Online video is quickly becoming one of the most important parts of education, and as the medium matures, teachers utilizing education technology are implementing more video in the classroom.
Dr. Michal Tsur, who is co-founder and president of Kaltura, writes in Venture Beat that video is the new common denominator in educational technology. Online video watching is becoming one of the most popular activities on the Web, and it has been penetrating the education market like no other technology.
In 2012 alone, Internet users watched 4 billion videos per day. Between 2012 and 2017, mobile video will grow 75 percent per year, the highest growth rate predicted among any mobile app, including Facebook and Twitter.
More schools and universities are embracing the flipped classroom model and harnessing the power of video. The flipped classroom inverts traditional teaching methods by allowing students to access lectures and instruction online using video outside of class, which leaves time for discussion and hands-on learning in the classroom.
The Clintondale High School, near Detroit, Michigan, implemented the flipped classroom model and found success. Before the flipped classroom model, 50% of freshmen failed English and 44% failed math. After the flip, just 19% of students failed English and 13% failed math.
Massive Online Open Courses (MOOCs) are another area of education technology being vaulted to prominence by high-quality video. Many leading universities have embraced the MOOC model, with hundreds of universities in total currently offering video-based courses to students. MOOCs offer completely free online courses to students from all over the world and themselves employ a variation on the flipped classroom model to enhance learning by using video as a key tool for delivering educational content.
While it remains to be seen whether or not MOOCs will improve graduation rates, education is a $1 trillion market, leaving plenty of funding available for testing and creating sustainable business models.
Many schools are implementing Bring Your Own Device (BYOD) programs that allow students to use their own hardware, nearly all of which is capable of playing video. These programs “are uniquely positioned to provide the boost classrooms need to help students access new media and engage them on devices they are already familiar with.”
According to new research, students who are exposed to the integration of media-rich content like video outperform non-exposed peers on tests, are more active in class discussions, and apply more varied approaches to problem solving. By 2017, streaming video will represent the majority of all mobile traffic – and if BYOD programs continue to be successful, much of this traffic could come from the classroom.
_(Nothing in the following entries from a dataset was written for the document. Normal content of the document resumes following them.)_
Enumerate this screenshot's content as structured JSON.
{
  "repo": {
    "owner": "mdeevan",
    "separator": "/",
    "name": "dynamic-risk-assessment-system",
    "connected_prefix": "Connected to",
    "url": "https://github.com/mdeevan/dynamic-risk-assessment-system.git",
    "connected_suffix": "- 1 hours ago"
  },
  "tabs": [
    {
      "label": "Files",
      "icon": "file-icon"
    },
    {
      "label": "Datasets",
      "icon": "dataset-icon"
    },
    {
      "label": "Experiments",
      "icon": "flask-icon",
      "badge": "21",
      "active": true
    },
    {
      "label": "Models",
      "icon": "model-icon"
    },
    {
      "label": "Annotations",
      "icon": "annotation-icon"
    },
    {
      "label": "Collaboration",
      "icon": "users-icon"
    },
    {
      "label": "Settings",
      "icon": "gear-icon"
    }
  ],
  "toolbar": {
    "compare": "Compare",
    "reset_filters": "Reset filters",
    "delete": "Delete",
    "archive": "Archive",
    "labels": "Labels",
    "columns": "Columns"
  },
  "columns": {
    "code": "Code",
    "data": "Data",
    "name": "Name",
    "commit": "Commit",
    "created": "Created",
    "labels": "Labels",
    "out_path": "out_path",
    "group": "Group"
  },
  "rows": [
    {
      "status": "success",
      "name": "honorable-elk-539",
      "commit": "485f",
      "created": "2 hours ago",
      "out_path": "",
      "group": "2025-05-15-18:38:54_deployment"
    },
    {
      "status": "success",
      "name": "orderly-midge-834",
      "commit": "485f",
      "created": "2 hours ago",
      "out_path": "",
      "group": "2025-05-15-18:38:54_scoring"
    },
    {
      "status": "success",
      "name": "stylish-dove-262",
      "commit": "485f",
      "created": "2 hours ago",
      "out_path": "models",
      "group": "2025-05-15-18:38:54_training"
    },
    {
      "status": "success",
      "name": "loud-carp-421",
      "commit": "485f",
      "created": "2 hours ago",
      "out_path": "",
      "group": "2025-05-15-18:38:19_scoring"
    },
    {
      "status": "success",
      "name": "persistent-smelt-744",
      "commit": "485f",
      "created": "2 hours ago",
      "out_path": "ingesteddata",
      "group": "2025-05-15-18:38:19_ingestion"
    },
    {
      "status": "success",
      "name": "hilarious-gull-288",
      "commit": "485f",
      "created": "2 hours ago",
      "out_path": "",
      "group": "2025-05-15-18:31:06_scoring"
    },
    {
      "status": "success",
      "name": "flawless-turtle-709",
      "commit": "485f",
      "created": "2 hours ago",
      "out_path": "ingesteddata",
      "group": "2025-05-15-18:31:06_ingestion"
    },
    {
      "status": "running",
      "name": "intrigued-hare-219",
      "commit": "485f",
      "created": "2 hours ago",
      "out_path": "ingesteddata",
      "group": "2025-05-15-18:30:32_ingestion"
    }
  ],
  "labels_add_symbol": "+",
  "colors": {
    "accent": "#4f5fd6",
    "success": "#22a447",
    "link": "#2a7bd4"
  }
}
Online video is also a driving factor fueling the personalized and social learning paradigms being championed by many educational institutions today. According to the U.S. Department of Education, personalized learning allows instructors to adjust the pace (individualization) and adjust the approach (differentiation) of education to tailor to a student’s individual interests. Students can choose what they wish to learn, as well as when and how they learn it. Online video is a central tenet of personalized learning, as it affords students access to educational materials anytime, anywhere or anyplace – a key element of personalized learning. In fact, one in four students have already reported using online videos to help with homework questions.